The next day — on the request of Funches’ sister, who had not heard from Funches — two apartment workers entered her unit and found it in “complete disarray,” prompting them to call Highland Police. Officers entered the unit, noticed the smell of bleach and found blood on a rolled-up piece of carpet.
Meanwhile, Chicago police were dispatched to an abandoned home, where they found a body stuffed into a plastic container. The body was identified as Funches, who had died from stab wounds and blunt force trauma. The baby was also found dead of asphyxiation.
Several of Barker’s personal papers were recovered at the apartment, prompting Highland Police to issue a warrant for his arrest. Police also located the car he had been driving and found it filled with a bucket, a jug of Liquid Fire and sulfuric acid, which Barker was seen on video surveillance purchasing from nearby stores, along with the container holding Funches’ body.
Barker was officially charged with murder and feticide nearly five months after the bodies were found, and he was later arrested after attempting to flee during a traffic stop. During the ensuing trial, Barker filed a motion to suppress evidence seized from the apartment, but the Lake Superior Court denied the motion on the grounds that he did not have standing to contest the search because he did not live in the apartment full-time.
After being found guilty as charged and receiving an 83-year sentence, Barker appealed in Isiah L. Barker v. State of Indiana, 45A03-1701-CR-123, once again challenging the admission of evidence based on the warrantless search of the apartment. The Indiana Court of Appeals, however, found the search was reasonable and upheld Barker’s convictions on Monday.
Judge Elaine Brown, writing for the unanimous appellate panel, first found that Barker could contest the search because he did not demonstrate a reasonable objective expectation of privacy in the apartment. To support that conclusion, Brown pointed to evidence that Barker officially lived at a Chicago address and that only Funches’ name was listed on the lease.
Even if he could demonstrate a privacy interest, Brown said the officers’ search of the apartment was reasonable under both the Fourth Amendment and under Article 1, Section 11 of the Indiana Constitution.

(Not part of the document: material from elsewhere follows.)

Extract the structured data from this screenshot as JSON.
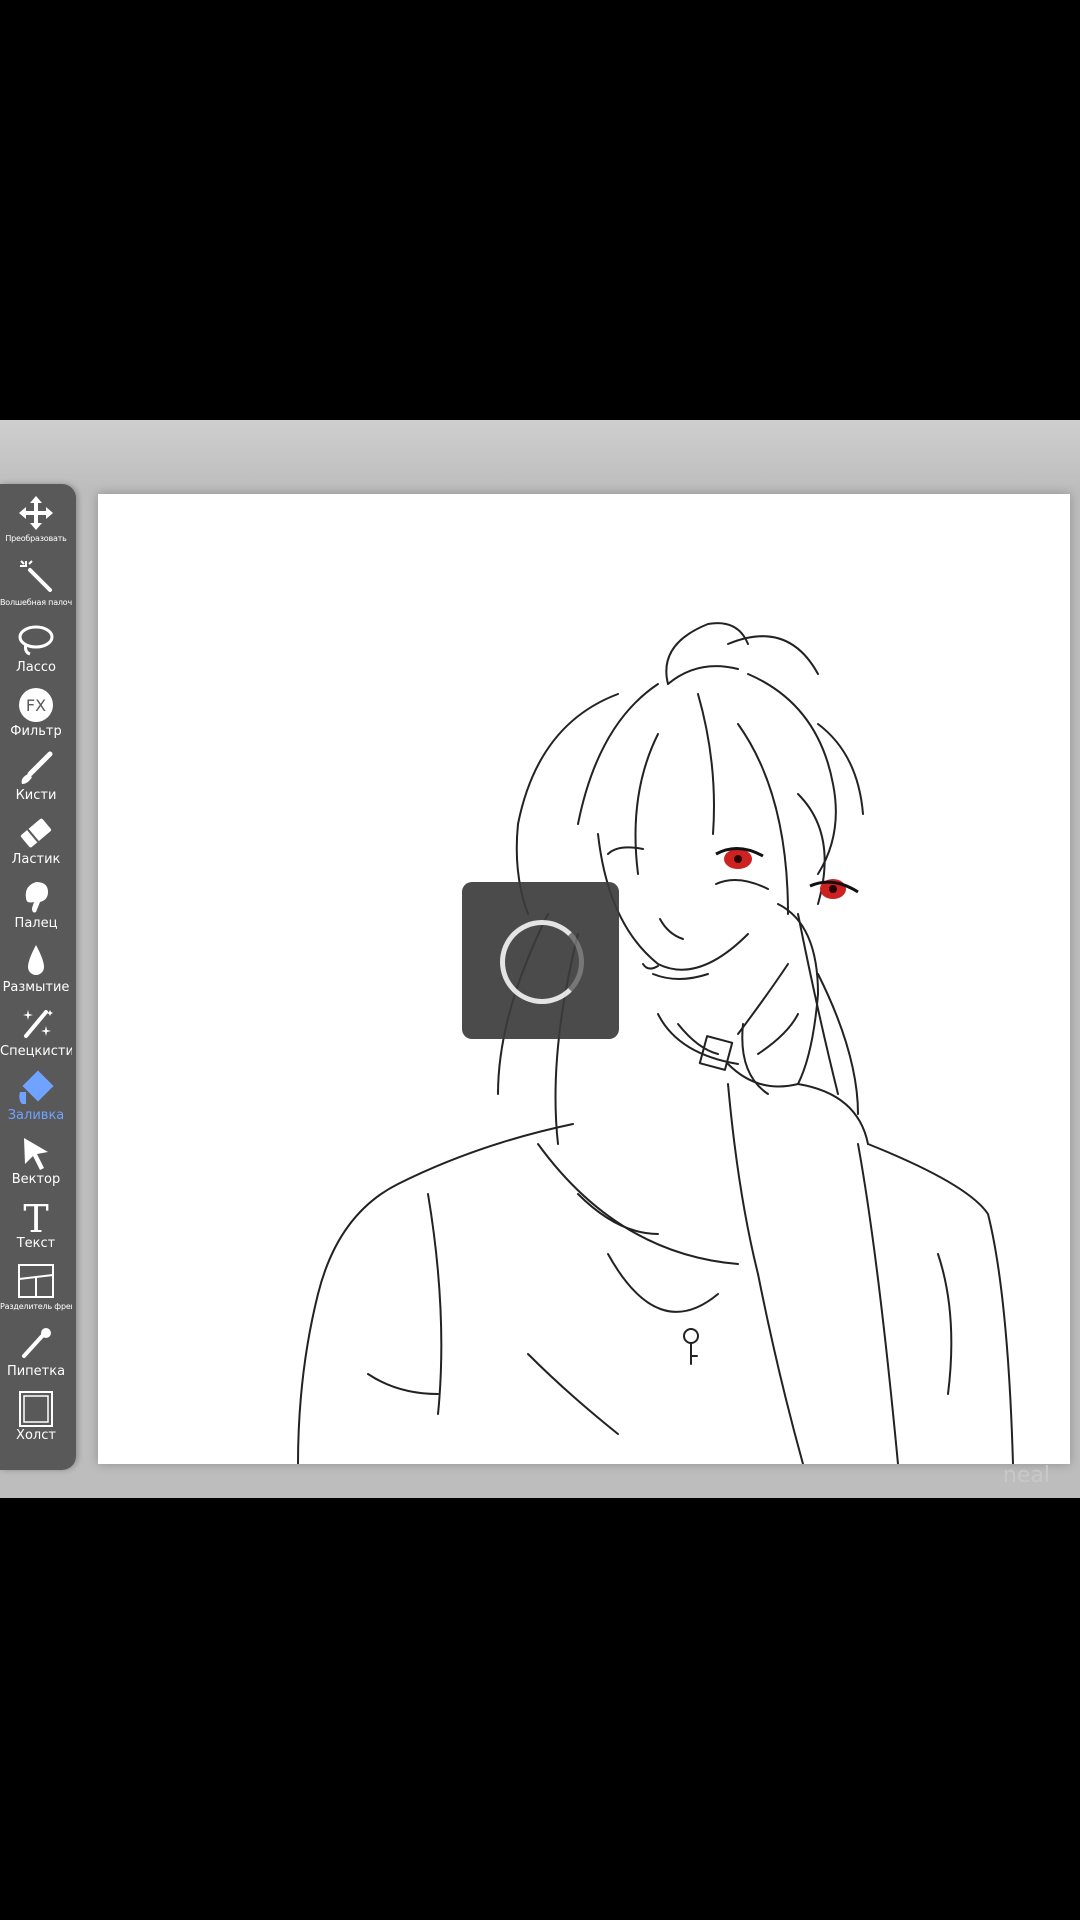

Looking first to the Fourth Amendment, the judge said the evidence of Barker being seen at the complex on the day in question, the call for a welfare check and the blood found on the carpet created exigent circumstances justifying the warrantless search.
Similarly, under the three-part test in Litchfield v. State, 824 N.E.2d 356, 361 (Ind. 2005), the court found the search was reasonable under Article 1, Section 11 considering the high degree of suspicion and strong law enforcement needs, coupled with the low degree of intrusion.